The good news: Gas prices are down just about everywhere. AAA, the auto club, says the national average is now less than $3 a gallon. The bad news: the lower prices likely won't last, because the OPEC countries are planning to cut back on production.
For a moment, I was hoping that airlines would reduce fuel surcharges for trips to Europe and maybe even slash some add-on fees that were supposed to pay for higher fuel costs. The airlines are surely benefiting from the recent lower fuel costs; why shouldn't passengers?
Some fliers are, according to Tom Parsons, editor at BestFares.com. He says that airlines have dropped fuel surcharges about 18 percent on flights to London and other international destinations from many U.S. cities. The exception: major East Coast cities like ours, where charges remain the same. Another trend, according to Parsons, is for the airlines to incorporate the fuel surcharge into the base fare. Air Canada did that in September - and eliminated its $25 fee for a second checked bag at the same time.
The New York Times reported last week that Sen. Robert Menendez, Democrat of New Jersey, wrote to the CEOs of major airlines, asking when their fees would reflect the changes in jet fuel prices, which are down more than 40 percent since July.

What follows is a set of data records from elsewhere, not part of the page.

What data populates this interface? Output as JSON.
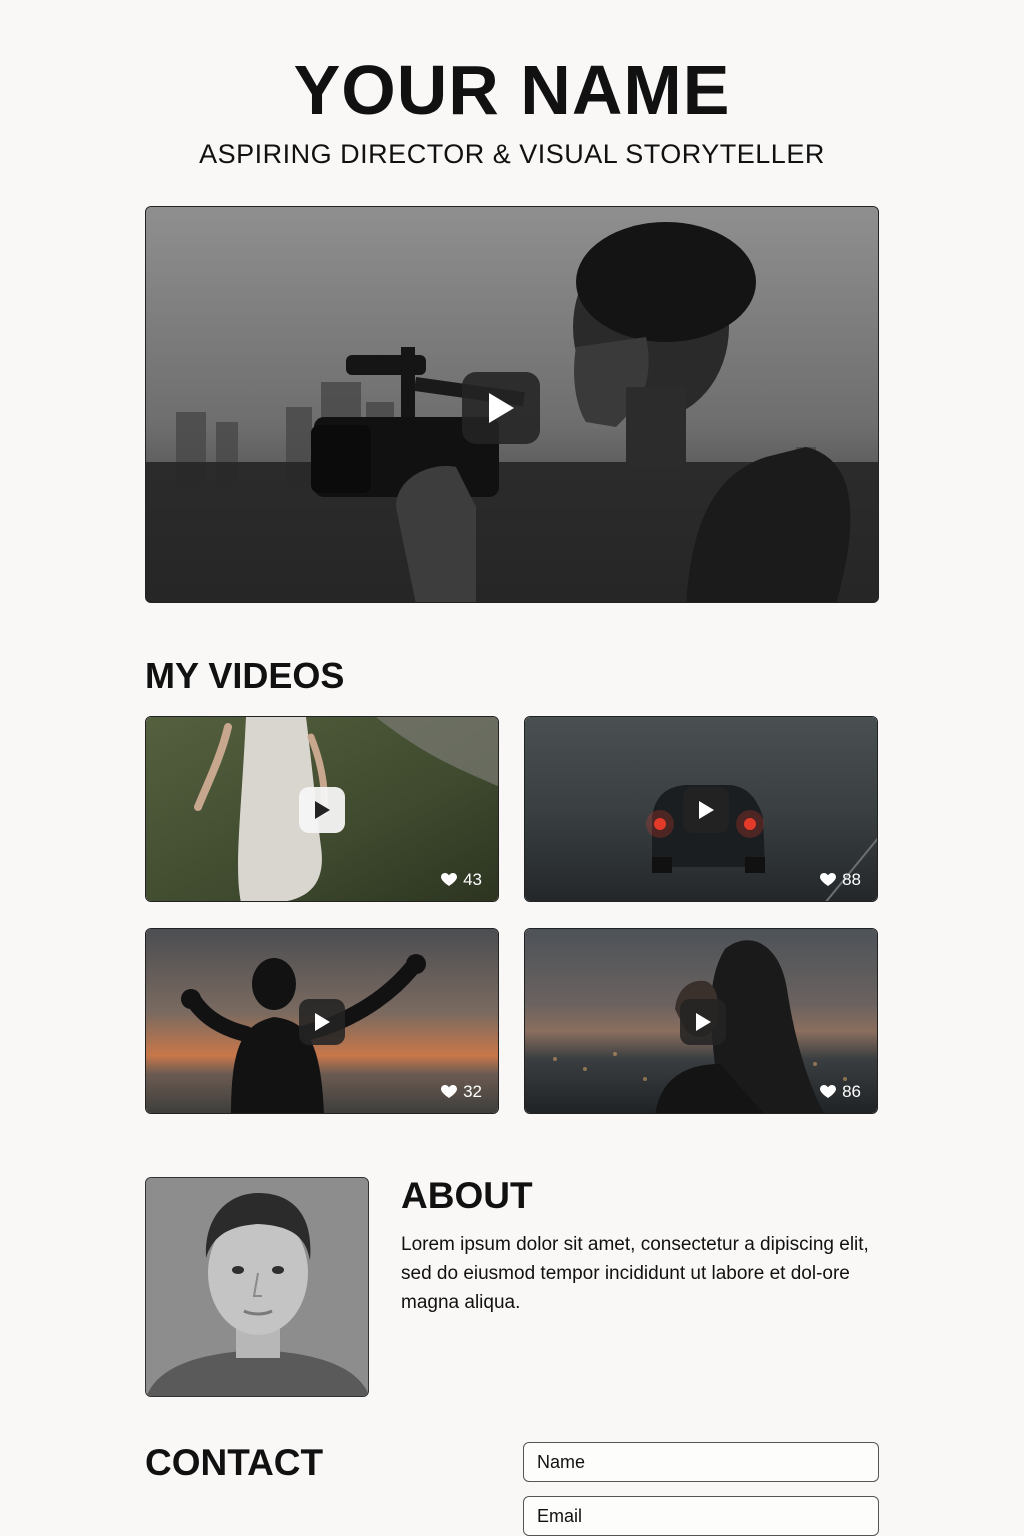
{
  "header": {
    "title": "YOUR NAME",
    "subtitle": "ASPIRING DIRECTOR & VISUAL STORYTELLER"
  },
  "hero": {
    "icon": "play-icon"
  },
  "videos": {
    "title": "MY VIDEOS",
    "items": [
      {
        "likes": "43",
        "scene": "woman in white dress walking on grassy hill"
      },
      {
        "likes": "88",
        "scene": "car with red tail lights in fog"
      },
      {
        "likes": "32",
        "scene": "silhouette with raised arms at sunset"
      },
      {
        "likes": "86",
        "scene": "woman in profile over city at dusk"
      }
    ]
  },
  "about": {
    "title": "ABOUT",
    "text": "Lorem ipsum dolor sit amet, consectetur a dipiscing elit, sed do eiusmod tempor incididunt ut labore et dol-ore magna aliqua."
  },
  "contact": {
    "title": "CONTACT",
    "name_placeholder": "Name",
    "email_placeholder": "Email"
  },
  "colors": {
    "background": "#f9f8f6",
    "text": "#111111",
    "play_button_dark": "#232323",
    "play_button_light": "#f5f5f5"
  }
}
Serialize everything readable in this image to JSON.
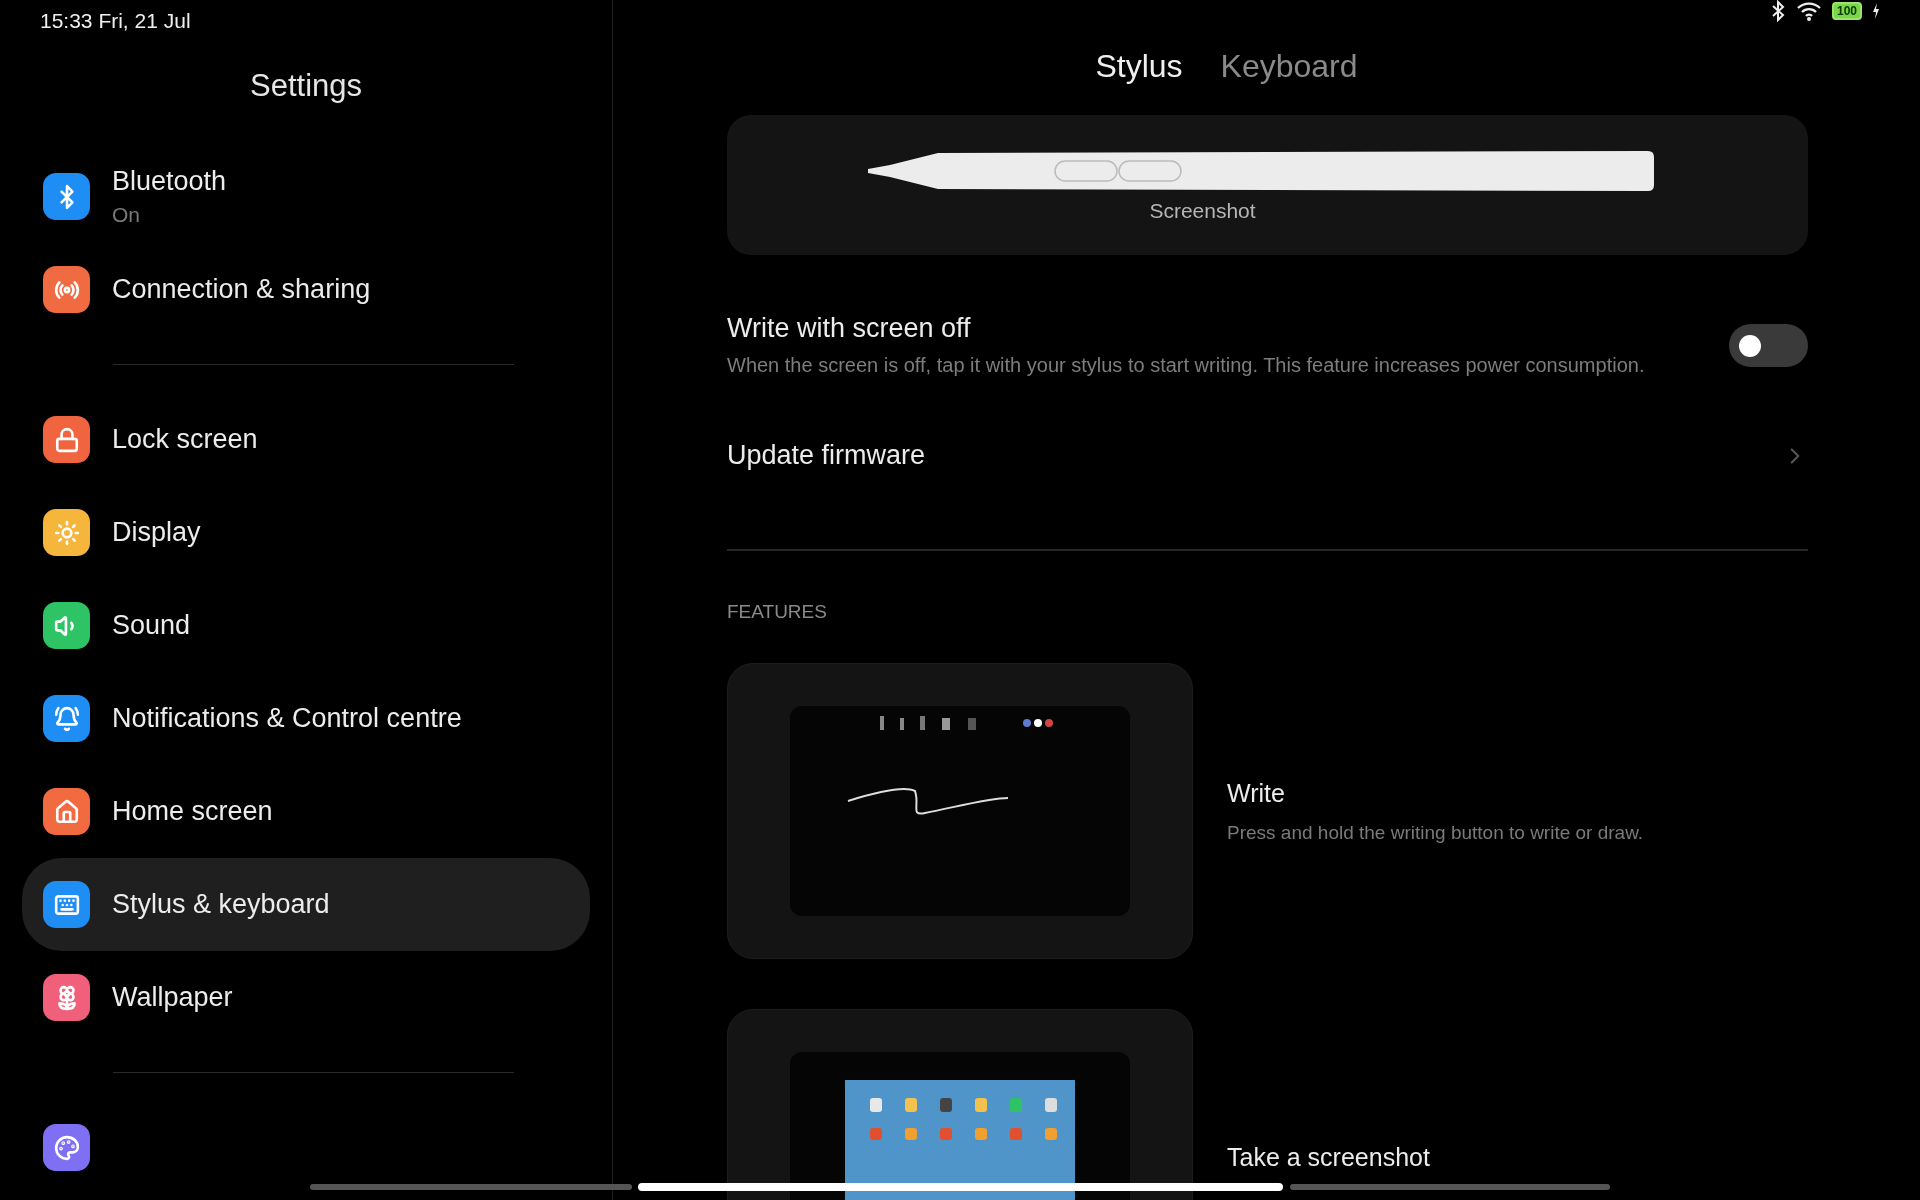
{
  "status_bar": {
    "time": "15:33 Fri, 21 Jul",
    "battery": "100"
  },
  "sidebar": {
    "title": "Settings",
    "groups": [
      [
        {
          "label": "Bluetooth",
          "sublabel": "On",
          "color": "#1e8ef5",
          "selected": false
        },
        {
          "label": "Connection & sharing",
          "color": "#f06a42",
          "selected": false
        }
      ],
      [
        {
          "label": "Lock screen",
          "color": "#f0653f",
          "selected": false
        },
        {
          "label": "Display",
          "color": "#f6b53b",
          "selected": false
        },
        {
          "label": "Sound",
          "color": "#2ec466",
          "selected": false
        },
        {
          "label": "Notifications & Control centre",
          "color": "#1e8ef5",
          "selected": false
        },
        {
          "label": "Home screen",
          "color": "#f26a3f",
          "selected": false
        },
        {
          "label": "Stylus & keyboard",
          "color": "#1e8ef5",
          "selected": true
        },
        {
          "label": "Wallpaper",
          "color": "#f0607a",
          "selected": false
        }
      ],
      [
        {
          "color": "#7f6ff3",
          "selected": false
        }
      ]
    ]
  },
  "tabs": [
    {
      "label": "Stylus",
      "selected": true
    },
    {
      "label": "Keyboard",
      "selected": false
    }
  ],
  "stylus_card": {
    "button_label": "Screenshot"
  },
  "settings": [
    {
      "kind": "toggle",
      "title": "Write with screen off",
      "description": "When the screen is off, tap it with your stylus to start writing. This feature increases power consumption.",
      "on": false
    },
    {
      "kind": "link",
      "title": "Update firmware"
    }
  ],
  "features": {
    "heading": "FEATURES",
    "items": [
      {
        "kind": "write",
        "title": "Write",
        "description": "Press and hold the writing button to write or draw."
      },
      {
        "kind": "screenshot",
        "title": "Take a screenshot"
      }
    ]
  }
}
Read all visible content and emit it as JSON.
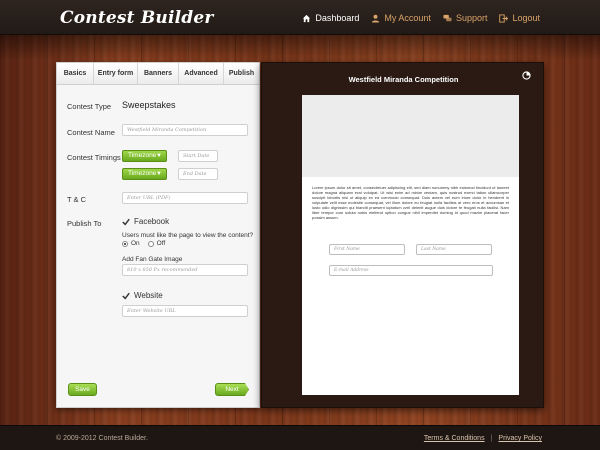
{
  "app": {
    "logo": "Contest Builder"
  },
  "nav": {
    "dashboard": "Dashboard",
    "account": "My Account",
    "support": "Support",
    "logout": "Logout"
  },
  "tabs": [
    "Basics",
    "Entry form",
    "Banners",
    "Advanced",
    "Publish"
  ],
  "form": {
    "contest_type_label": "Contest Type",
    "contest_type_value": "Sweepstakes",
    "contest_name_label": "Contest Name",
    "contest_name_value": "Westfield Miranda Competition",
    "timings_label": "Contest Timings",
    "timezone_label": "Timezone",
    "start_date_placeholder": "Start Date",
    "end_date_placeholder": "End Date",
    "tc_label": "T & C",
    "tc_placeholder": "Enter URL (PDF)",
    "publish_label": "Publish To",
    "facebook_label": "Facebook",
    "like_question": "Users must like the page to view the content?",
    "radio_on": "On",
    "radio_off": "Off",
    "fan_gate_label": "Add Fan Gate Image",
    "fan_gate_placeholder": "810 x 850 Px recommended",
    "website_label": "Website",
    "website_placeholder": "Enter Website URL",
    "save_label": "Save",
    "next_label": "Next"
  },
  "preview": {
    "title": "Westfield Miranda Competition",
    "lorem": "Lorem ipsum dolor sit amet, consectetuer adipiscing elit, sed diam nonummy nibh euismod tincidunt ut laoreet dolore magna aliquam erat volutpat. Ut wisi enim ad minim veniam, quis nostrud exerci tation ullamcorper suscipit lobortis nisl ut aliquip ex ea commodo consequat. Duis autem vel eum iriure dolor in hendrerit in vulputate velit esse molestie consequat, vel illum dolore eu feugiat nulla facilisis at vero eros et accumsan et iusto odio dignissim qui blandit praesent luptatum zzril delenit augue duis dolore te feugait nulla facilisi. Nam liber tempor cum soluta nobis eleifend option congue nihil imperdiet doming id quod mazim placerat facer possim assum.",
    "first_name_placeholder": "First Name",
    "last_name_placeholder": "Last Name",
    "email_placeholder": "E-mail Address"
  },
  "footer": {
    "copyright": "© 2009-2012 Contest Builder.",
    "terms": "Terms & Conditions",
    "separator": "|",
    "privacy": "Privacy Policy"
  },
  "colors": {
    "accent_green": "#7bbf2a",
    "nav_link": "#d9a36a",
    "header_bg": "#2a211c"
  }
}
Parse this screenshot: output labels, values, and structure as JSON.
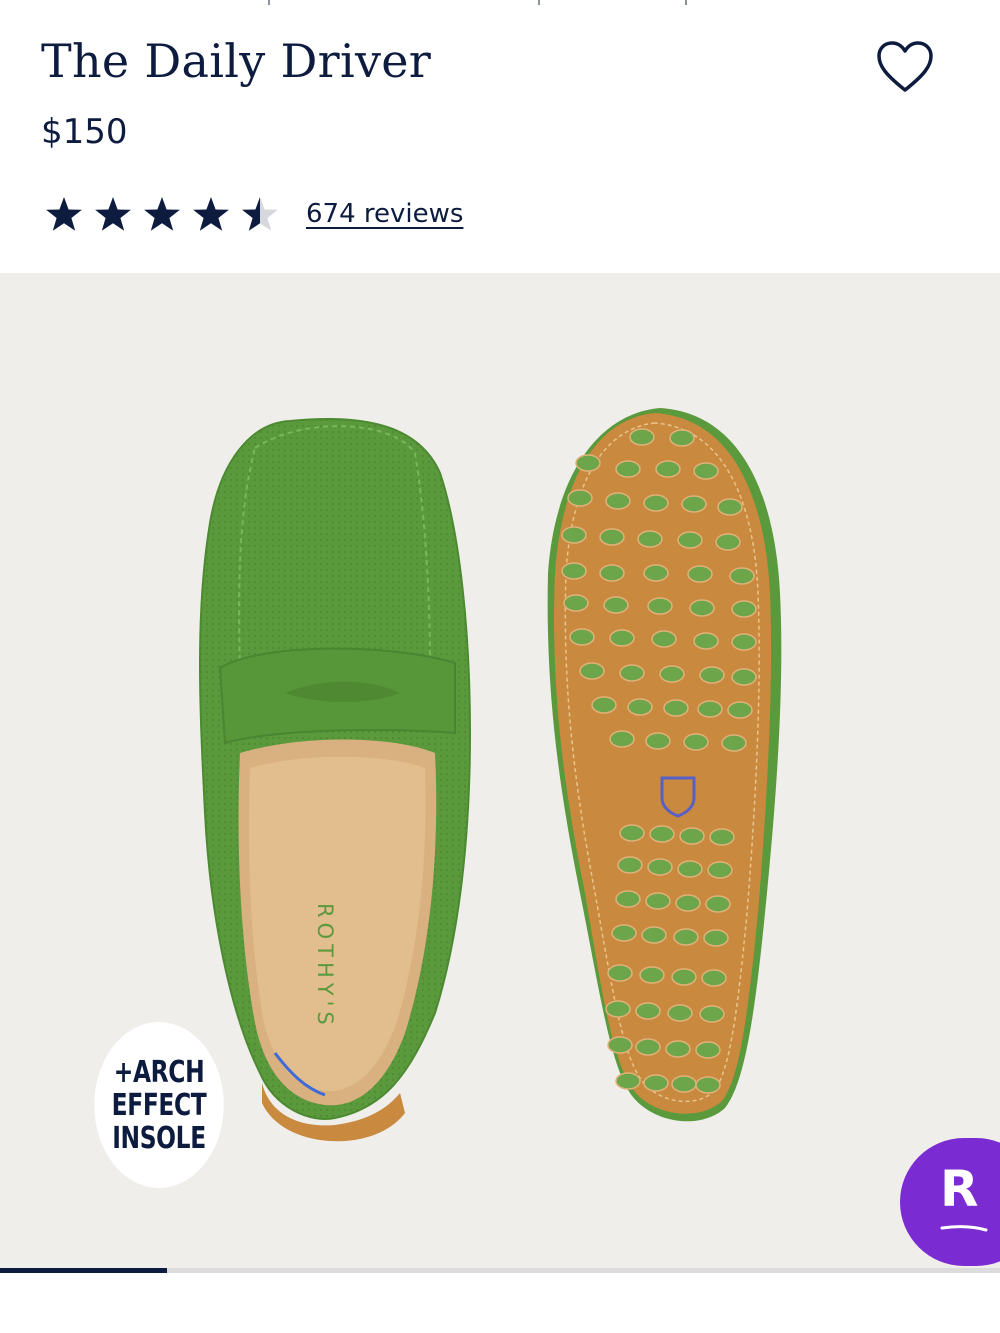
{
  "product": {
    "title": "The Daily Driver",
    "price": "$150",
    "rating": 4.5,
    "reviews_label": "674 reviews"
  },
  "icons": {
    "favorite": "heart-outline-icon",
    "rating_star": "star-icon",
    "chat": "rakuten-r-icon"
  },
  "hero": {
    "badge_lines": [
      "+ARCH",
      "EFFECT",
      "INSOLE"
    ],
    "insole_brand": "ROTHY'S",
    "shoe_color": "#5a9a3c",
    "sole_color": "#c9893f"
  },
  "rakuten_button": {
    "letter": "R",
    "color": "#7a2bd1"
  },
  "gallery": {
    "progress": 0.1667
  },
  "colors": {
    "navy": "#0d1b3e",
    "background": "#efeeeb"
  }
}
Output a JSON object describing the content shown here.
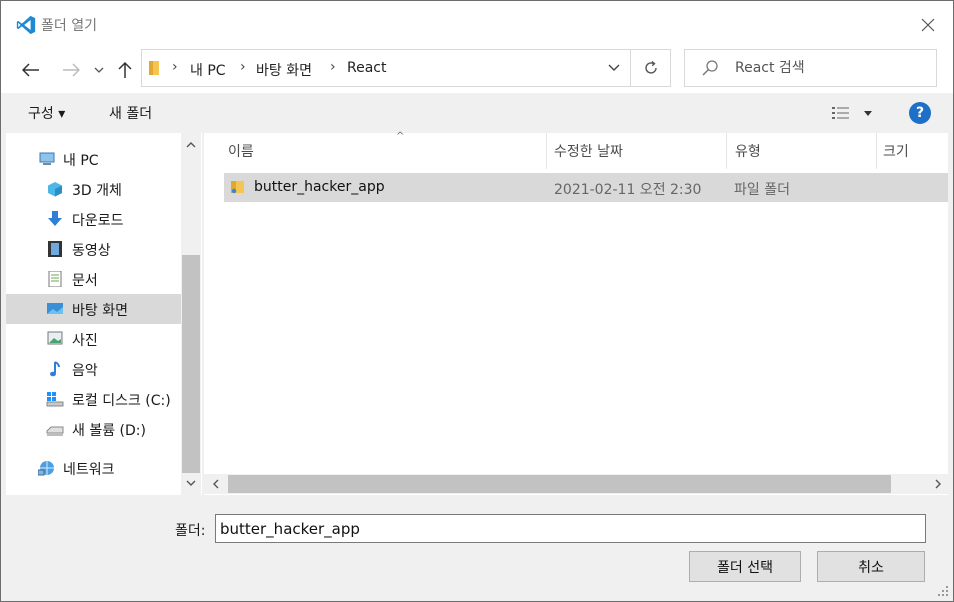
{
  "window": {
    "title": "폴더 열기"
  },
  "nav": {
    "breadcrumbs": [
      "내 PC",
      "바탕 화면",
      "React"
    ],
    "search_placeholder": "React 검색"
  },
  "toolbar": {
    "organize_label": "구성 ▾",
    "new_folder_label": "새 폴더",
    "help_label": "?"
  },
  "sidebar": {
    "items": [
      {
        "label": "내 PC",
        "icon": "computer-icon"
      },
      {
        "label": "3D 개체",
        "icon": "cube-3d-icon"
      },
      {
        "label": "다운로드",
        "icon": "download-icon"
      },
      {
        "label": "동영상",
        "icon": "video-icon"
      },
      {
        "label": "문서",
        "icon": "document-icon"
      },
      {
        "label": "바탕 화면",
        "icon": "desktop-icon",
        "selected": true
      },
      {
        "label": "사진",
        "icon": "picture-icon"
      },
      {
        "label": "음악",
        "icon": "music-icon"
      },
      {
        "label": "로컬 디스크 (C:)",
        "icon": "windows-drive-icon"
      },
      {
        "label": "새 볼륨 (D:)",
        "icon": "drive-icon"
      },
      {
        "label": "네트워크",
        "icon": "network-icon"
      }
    ]
  },
  "files": {
    "columns": [
      "이름",
      "수정한 날짜",
      "유형",
      "크기"
    ],
    "rows": [
      {
        "name": "butter_hacker_app",
        "modified": "2021-02-11 오전 2:30",
        "type": "파일 폴더",
        "size": ""
      }
    ]
  },
  "footer": {
    "folder_label": "폴더:",
    "folder_value": "butter_hacker_app",
    "select_button": "폴더 선택",
    "cancel_button": "취소"
  },
  "colors": {
    "accent": "#1e6fc7",
    "selection": "#d9d9d9",
    "folder": "#f5c451"
  }
}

Airline executives counter that fuel prices were high for a while before they implemented the new fees, so they have several months of losses to make up. Basically, I think the airlines like what the fees do for their bottom line and, as passengers have become accustomed to paying the charges, why change it? Plus, holiday travel season is coming up - lots of extra checked bags filled with presents. Ka-ching. And with OPEC on the case, who knows where fuel prices will be in a couple of months?